[PROBLEM TO SOLVE] An exact copy of every record is the required answer.

====== MATERIAL PROVIDED ======

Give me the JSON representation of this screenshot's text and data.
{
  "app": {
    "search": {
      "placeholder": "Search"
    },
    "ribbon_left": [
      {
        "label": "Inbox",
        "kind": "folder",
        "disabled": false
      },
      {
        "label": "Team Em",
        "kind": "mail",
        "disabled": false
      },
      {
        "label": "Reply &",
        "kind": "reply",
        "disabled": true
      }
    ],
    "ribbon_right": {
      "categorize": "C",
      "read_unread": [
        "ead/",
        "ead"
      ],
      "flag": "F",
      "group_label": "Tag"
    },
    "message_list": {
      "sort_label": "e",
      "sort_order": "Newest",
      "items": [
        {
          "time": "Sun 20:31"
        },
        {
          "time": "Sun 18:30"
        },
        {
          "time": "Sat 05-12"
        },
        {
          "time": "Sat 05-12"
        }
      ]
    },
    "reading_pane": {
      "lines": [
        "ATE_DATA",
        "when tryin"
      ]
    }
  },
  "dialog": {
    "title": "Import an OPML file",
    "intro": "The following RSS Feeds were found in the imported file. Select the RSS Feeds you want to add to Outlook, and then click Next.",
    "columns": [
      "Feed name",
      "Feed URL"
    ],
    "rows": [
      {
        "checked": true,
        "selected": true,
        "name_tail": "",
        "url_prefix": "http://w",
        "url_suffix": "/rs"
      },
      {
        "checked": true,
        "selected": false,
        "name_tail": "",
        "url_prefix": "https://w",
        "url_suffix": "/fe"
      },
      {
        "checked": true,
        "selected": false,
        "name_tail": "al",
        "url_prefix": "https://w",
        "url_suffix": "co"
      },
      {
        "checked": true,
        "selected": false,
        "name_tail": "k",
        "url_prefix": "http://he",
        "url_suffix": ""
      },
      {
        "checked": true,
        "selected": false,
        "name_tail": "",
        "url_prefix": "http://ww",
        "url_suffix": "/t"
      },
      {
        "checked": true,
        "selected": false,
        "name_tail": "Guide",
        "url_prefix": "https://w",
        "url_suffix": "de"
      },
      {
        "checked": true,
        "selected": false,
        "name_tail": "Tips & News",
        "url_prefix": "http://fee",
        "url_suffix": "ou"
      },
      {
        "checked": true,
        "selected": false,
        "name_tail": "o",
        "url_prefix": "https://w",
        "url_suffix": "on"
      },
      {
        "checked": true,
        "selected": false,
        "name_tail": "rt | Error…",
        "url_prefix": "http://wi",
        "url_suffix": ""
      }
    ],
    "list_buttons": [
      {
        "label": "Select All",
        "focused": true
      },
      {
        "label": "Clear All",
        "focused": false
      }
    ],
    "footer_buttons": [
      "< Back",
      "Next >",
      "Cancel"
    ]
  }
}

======

[SOLUTION FOR THIS TASK]
Give me the JSON representation of this screenshot's text and data.
{
  "app": {
    "search": {
      "placeholder": "Search"
    },
    "ribbon_left": [
      {
        "label": "Inbox",
        "kind": "folder",
        "disabled": false
      },
      {
        "label": "Team Em",
        "kind": "mail",
        "disabled": false
      },
      {
        "label": "Reply &",
        "kind": "reply",
        "disabled": true
      }
    ],
    "ribbon_right": {
      "categorize": "C",
      "read_unread": [
        "ead/",
        "ead"
      ],
      "flag": "F",
      "group_label": "Tag"
    },
    "message_list": {
      "sort_label": "e",
      "sort_order": "Newest",
      "items": [
        {
          "time": "Sun 20:31"
        },
        {
          "time": "Sun 18:30"
        },
        {
          "time": "Sat 05-12"
        },
        {
          "time": "Sat 05-12"
        }
      ]
    },
    "reading_pane": {
      "lines": [
        "ATE_DATA",
        "when tryin"
      ]
    }
  },
  "dialog": {
    "title": "Import an OPML file",
    "intro": "The following RSS Feeds were found in the imported file. Select the RSS Feeds you want to add to Outlook, and then click Next.",
    "columns": [
      "Feed name",
      "Feed URL"
    ],
    "rows": [
      {
        "checked": true,
        "selected": true,
        "name_tail": "",
        "url_prefix": "http://w",
        "url_suffix": "/rs"
      },
      {
        "checked": true,
        "selected": false,
        "name_tail": "",
        "url_prefix": "https://w",
        "url_suffix": "/fe"
      },
      {
        "checked": true,
        "selected": false,
        "name_tail": "al",
        "url_prefix": "https://w",
        "url_suffix": "co"
      },
      {
        "checked": true,
        "selected": false,
        "name_tail": "k",
        "url_prefix": "http://he",
        "url_suffix": ""
      },
      {
        "checked": true,
        "selected": false,
        "name_tail": "",
        "url_prefix": "http://ww",
        "url_suffix": "/t"
      },
      {
        "checked": true,
        "selected": false,
        "name_tail": "Guide",
        "url_prefix": "https://w",
        "url_suffix": "de"
      },
      {
        "checked": true,
        "selected": false,
        "name_tail": "Tips & News",
        "url_prefix": "http://fee",
        "url_suffix": "ou"
      },
      {
        "checked": true,
        "selected": false,
        "name_tail": "o",
        "url_prefix": "https://w",
        "url_suffix": "on"
      },
      {
        "checked": true,
        "selected": false,
        "name_tail": "rt | Error…",
        "url_prefix": "http://wi",
        "url_suffix": ""
      }
    ],
    "list_buttons": [
      {
        "label": "Select All",
        "focused": true
      },
      {
        "label": "Clear All",
        "focused": false
      }
    ],
    "footer_buttons": [
      "< Back",
      "Next >",
      "Cancel"
    ]
  }
}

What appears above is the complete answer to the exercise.